- PROBLEM STATEMENT
Would you please repeat the data that follows, exactly as it reads?

- PROVIDED RECORDS
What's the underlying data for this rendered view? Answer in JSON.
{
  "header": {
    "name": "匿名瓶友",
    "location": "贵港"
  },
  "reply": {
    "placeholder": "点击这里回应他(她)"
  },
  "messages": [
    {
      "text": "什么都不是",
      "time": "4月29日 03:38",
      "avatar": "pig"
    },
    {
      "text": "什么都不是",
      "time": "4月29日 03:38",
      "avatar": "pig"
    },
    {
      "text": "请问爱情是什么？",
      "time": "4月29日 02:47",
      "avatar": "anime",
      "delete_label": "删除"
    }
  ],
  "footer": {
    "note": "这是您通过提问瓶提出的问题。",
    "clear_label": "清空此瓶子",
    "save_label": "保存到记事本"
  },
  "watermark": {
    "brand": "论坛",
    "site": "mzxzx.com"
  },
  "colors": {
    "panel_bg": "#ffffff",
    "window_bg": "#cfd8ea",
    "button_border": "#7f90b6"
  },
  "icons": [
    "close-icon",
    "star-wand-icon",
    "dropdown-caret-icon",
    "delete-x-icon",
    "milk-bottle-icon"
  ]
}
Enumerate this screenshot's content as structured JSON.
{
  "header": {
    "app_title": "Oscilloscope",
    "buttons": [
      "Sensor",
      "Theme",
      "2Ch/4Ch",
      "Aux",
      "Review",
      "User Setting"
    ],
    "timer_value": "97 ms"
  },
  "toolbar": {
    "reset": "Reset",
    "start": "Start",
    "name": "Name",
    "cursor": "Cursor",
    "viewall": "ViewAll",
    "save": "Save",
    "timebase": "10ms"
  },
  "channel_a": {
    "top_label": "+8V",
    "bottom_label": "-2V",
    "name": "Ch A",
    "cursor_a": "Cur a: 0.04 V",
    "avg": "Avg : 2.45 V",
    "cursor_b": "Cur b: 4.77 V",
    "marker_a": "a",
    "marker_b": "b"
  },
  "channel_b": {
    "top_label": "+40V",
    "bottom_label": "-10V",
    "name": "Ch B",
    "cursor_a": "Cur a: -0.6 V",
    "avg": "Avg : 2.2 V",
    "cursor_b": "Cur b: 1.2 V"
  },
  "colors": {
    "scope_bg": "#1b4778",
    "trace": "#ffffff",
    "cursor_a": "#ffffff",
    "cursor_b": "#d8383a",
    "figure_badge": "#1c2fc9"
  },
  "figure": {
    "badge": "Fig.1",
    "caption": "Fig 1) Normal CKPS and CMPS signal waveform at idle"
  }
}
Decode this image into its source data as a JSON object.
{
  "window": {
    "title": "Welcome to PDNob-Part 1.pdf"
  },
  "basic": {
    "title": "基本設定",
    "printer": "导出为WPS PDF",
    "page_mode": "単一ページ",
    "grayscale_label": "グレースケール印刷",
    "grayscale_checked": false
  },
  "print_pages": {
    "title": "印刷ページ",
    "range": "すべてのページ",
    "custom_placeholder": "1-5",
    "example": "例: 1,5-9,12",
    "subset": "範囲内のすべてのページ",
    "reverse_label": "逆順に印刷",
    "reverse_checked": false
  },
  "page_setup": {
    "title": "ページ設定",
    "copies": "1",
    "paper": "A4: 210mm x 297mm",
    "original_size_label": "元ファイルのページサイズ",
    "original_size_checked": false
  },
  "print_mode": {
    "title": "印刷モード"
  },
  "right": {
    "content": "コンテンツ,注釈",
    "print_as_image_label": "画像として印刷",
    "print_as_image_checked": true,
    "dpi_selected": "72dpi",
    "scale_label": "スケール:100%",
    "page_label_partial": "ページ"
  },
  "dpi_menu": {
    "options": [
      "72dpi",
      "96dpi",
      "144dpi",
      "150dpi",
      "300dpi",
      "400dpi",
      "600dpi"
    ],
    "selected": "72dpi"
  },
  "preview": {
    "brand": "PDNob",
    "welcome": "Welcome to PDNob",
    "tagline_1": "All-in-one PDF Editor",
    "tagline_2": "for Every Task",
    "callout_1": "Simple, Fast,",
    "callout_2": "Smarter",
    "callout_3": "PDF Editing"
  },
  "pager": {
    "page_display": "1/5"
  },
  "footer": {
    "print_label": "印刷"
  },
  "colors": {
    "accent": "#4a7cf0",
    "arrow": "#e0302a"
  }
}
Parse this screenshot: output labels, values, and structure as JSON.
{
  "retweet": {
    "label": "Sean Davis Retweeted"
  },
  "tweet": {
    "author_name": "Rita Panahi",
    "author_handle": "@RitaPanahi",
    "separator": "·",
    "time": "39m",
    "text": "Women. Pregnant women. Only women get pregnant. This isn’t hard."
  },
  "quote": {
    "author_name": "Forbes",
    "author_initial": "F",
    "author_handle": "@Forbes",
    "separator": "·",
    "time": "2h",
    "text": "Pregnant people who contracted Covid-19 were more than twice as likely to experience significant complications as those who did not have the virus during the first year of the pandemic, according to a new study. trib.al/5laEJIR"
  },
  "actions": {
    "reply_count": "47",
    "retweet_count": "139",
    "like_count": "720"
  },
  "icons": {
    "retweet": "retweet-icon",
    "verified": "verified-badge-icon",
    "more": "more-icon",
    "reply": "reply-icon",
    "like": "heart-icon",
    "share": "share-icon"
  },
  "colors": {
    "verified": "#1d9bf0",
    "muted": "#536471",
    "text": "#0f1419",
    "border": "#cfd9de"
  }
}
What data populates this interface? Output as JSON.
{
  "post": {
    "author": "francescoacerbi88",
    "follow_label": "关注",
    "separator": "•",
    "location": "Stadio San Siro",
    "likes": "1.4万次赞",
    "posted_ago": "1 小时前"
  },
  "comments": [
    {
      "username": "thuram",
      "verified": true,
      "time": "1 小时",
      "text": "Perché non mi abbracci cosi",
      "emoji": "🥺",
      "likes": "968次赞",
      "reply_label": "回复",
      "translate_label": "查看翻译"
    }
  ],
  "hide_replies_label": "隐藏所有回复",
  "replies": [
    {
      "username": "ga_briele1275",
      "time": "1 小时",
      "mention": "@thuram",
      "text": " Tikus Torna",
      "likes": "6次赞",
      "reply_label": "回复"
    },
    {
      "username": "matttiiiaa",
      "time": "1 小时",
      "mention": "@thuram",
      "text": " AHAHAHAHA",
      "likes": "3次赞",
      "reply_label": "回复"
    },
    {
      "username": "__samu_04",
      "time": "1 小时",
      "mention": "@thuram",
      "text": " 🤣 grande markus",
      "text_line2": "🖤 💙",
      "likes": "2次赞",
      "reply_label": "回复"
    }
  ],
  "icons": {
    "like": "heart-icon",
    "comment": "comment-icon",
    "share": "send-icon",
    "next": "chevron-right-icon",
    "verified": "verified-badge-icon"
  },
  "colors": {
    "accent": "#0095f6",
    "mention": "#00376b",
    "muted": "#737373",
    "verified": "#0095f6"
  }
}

- SOLUTION FOR THIS EXERCISE
What's the underlying data for this rendered view? Answer in JSON.
{
  "header": {
    "name": "匿名瓶友",
    "location": "贵港"
  },
  "reply": {
    "placeholder": "点击这里回应他(她)"
  },
  "messages": [
    {
      "text": "什么都不是",
      "time": "4月29日 03:38",
      "avatar": "pig"
    },
    {
      "text": "什么都不是",
      "time": "4月29日 03:38",
      "avatar": "pig"
    },
    {
      "text": "请问爱情是什么？",
      "time": "4月29日 02:47",
      "avatar": "anime",
      "delete_label": "删除"
    }
  ],
  "footer": {
    "note": "这是您通过提问瓶提出的问题。",
    "clear_label": "清空此瓶子",
    "save_label": "保存到记事本"
  },
  "watermark": {
    "brand": "论坛",
    "site": "mzxzx.com"
  },
  "colors": {
    "panel_bg": "#ffffff",
    "window_bg": "#cfd8ea",
    "button_border": "#7f90b6"
  },
  "icons": [
    "close-icon",
    "star-wand-icon",
    "dropdown-caret-icon",
    "delete-x-icon",
    "milk-bottle-icon"
  ]
}
Enumerate this screenshot's content as structured JSON.
{
  "header": {
    "app_title": "Oscilloscope",
    "buttons": [
      "Sensor",
      "Theme",
      "2Ch/4Ch",
      "Aux",
      "Review",
      "User Setting"
    ],
    "timer_value": "97 ms"
  },
  "toolbar": {
    "reset": "Reset",
    "start": "Start",
    "name": "Name",
    "cursor": "Cursor",
    "viewall": "ViewAll",
    "save": "Save",
    "timebase": "10ms"
  },
  "channel_a": {
    "top_label": "+8V",
    "bottom_label": "-2V",
    "name": "Ch A",
    "cursor_a": "Cur a: 0.04 V",
    "avg": "Avg : 2.45 V",
    "cursor_b": "Cur b: 4.77 V",
    "marker_a": "a",
    "marker_b": "b"
  },
  "channel_b": {
    "top_label": "+40V",
    "bottom_label": "-10V",
    "name": "Ch B",
    "cursor_a": "Cur a: -0.6 V",
    "avg": "Avg : 2.2 V",
    "cursor_b": "Cur b: 1.2 V"
  },
  "colors": {
    "scope_bg": "#1b4778",
    "trace": "#ffffff",
    "cursor_a": "#ffffff",
    "cursor_b": "#d8383a",
    "figure_badge": "#1c2fc9"
  },
  "figure": {
    "badge": "Fig.1",
    "caption": "Fig 1) Normal CKPS and CMPS signal waveform at idle"
  }
}
Decode this image into its source data as a JSON object.
{
  "window": {
    "title": "Welcome to PDNob-Part 1.pdf"
  },
  "basic": {
    "title": "基本設定",
    "printer": "导出为WPS PDF",
    "page_mode": "単一ページ",
    "grayscale_label": "グレースケール印刷",
    "grayscale_checked": false
  },
  "print_pages": {
    "title": "印刷ページ",
    "range": "すべてのページ",
    "custom_placeholder": "1-5",
    "example": "例: 1,5-9,12",
    "subset": "範囲内のすべてのページ",
    "reverse_label": "逆順に印刷",
    "reverse_checked": false
  },
  "page_setup": {
    "title": "ページ設定",
    "copies": "1",
    "paper": "A4: 210mm x 297mm",
    "original_size_label": "元ファイルのページサイズ",
    "original_size_checked": false
  },
  "print_mode": {
    "title": "印刷モード"
  },
  "right": {
    "content": "コンテンツ,注釈",
    "print_as_image_label": "画像として印刷",
    "print_as_image_checked": true,
    "dpi_selected": "72dpi",
    "scale_label": "スケール:100%",
    "page_label_partial": "ページ"
  },
  "dpi_menu": {
    "options": [
      "72dpi",
      "96dpi",
      "144dpi",
      "150dpi",
      "300dpi",
      "400dpi",
      "600dpi"
    ],
    "selected": "72dpi"
  },
  "preview": {
    "brand": "PDNob",
    "welcome": "Welcome to PDNob",
    "tagline_1": "All-in-one PDF Editor",
    "tagline_2": "for Every Task",
    "callout_1": "Simple, Fast,",
    "callout_2": "Smarter",
    "callout_3": "PDF Editing"
  },
  "pager": {
    "page_display": "1/5"
  },
  "footer": {
    "print_label": "印刷"
  },
  "colors": {
    "accent": "#4a7cf0",
    "arrow": "#e0302a"
  }
}
Parse this screenshot: output labels, values, and structure as JSON.
{
  "retweet": {
    "label": "Sean Davis Retweeted"
  },
  "tweet": {
    "author_name": "Rita Panahi",
    "author_handle": "@RitaPanahi",
    "separator": "·",
    "time": "39m",
    "text": "Women. Pregnant women. Only women get pregnant. This isn’t hard."
  },
  "quote": {
    "author_name": "Forbes",
    "author_initial": "F",
    "author_handle": "@Forbes",
    "separator": "·",
    "time": "2h",
    "text": "Pregnant people who contracted Covid-19 were more than twice as likely to experience significant complications as those who did not have the virus during the first year of the pandemic, according to a new study. trib.al/5laEJIR"
  },
  "actions": {
    "reply_count": "47",
    "retweet_count": "139",
    "like_count": "720"
  },
  "icons": {
    "retweet": "retweet-icon",
    "verified": "verified-badge-icon",
    "more": "more-icon",
    "reply": "reply-icon",
    "like": "heart-icon",
    "share": "share-icon"
  },
  "colors": {
    "verified": "#1d9bf0",
    "muted": "#536471",
    "text": "#0f1419",
    "border": "#cfd9de"
  }
}
What data populates this interface? Output as JSON.
{
  "post": {
    "author": "francescoacerbi88",
    "follow_label": "关注",
    "separator": "•",
    "location": "Stadio San Siro",
    "likes": "1.4万次赞",
    "posted_ago": "1 小时前"
  },
  "comments": [
    {
      "username": "thuram",
      "verified": true,
      "time": "1 小时",
      "text": "Perché non mi abbracci cosi",
      "emoji": "🥺",
      "likes": "968次赞",
      "reply_label": "回复",
      "translate_label": "查看翻译"
    }
  ],
  "hide_replies_label": "隐藏所有回复",
  "replies": [
    {
      "username": "ga_briele1275",
      "time": "1 小时",
      "mention": "@thuram",
      "text": " Tikus Torna",
      "likes": "6次赞",
      "reply_label": "回复"
    },
    {
      "username": "matttiiiaa",
      "time": "1 小时",
      "mention": "@thuram",
      "text": " AHAHAHAHA",
      "likes": "3次赞",
      "reply_label": "回复"
    },
    {
      "username": "__samu_04",
      "time": "1 小时",
      "mention": "@thuram",
      "text": " 🤣 grande markus",
      "text_line2": "🖤 💙",
      "likes": "2次赞",
      "reply_label": "回复"
    }
  ],
  "icons": {
    "like": "heart-icon",
    "comment": "comment-icon",
    "share": "send-icon",
    "next": "chevron-right-icon",
    "verified": "verified-badge-icon"
  },
  "colors": {
    "accent": "#0095f6",
    "mention": "#00376b",
    "muted": "#737373",
    "verified": "#0095f6"
  }
}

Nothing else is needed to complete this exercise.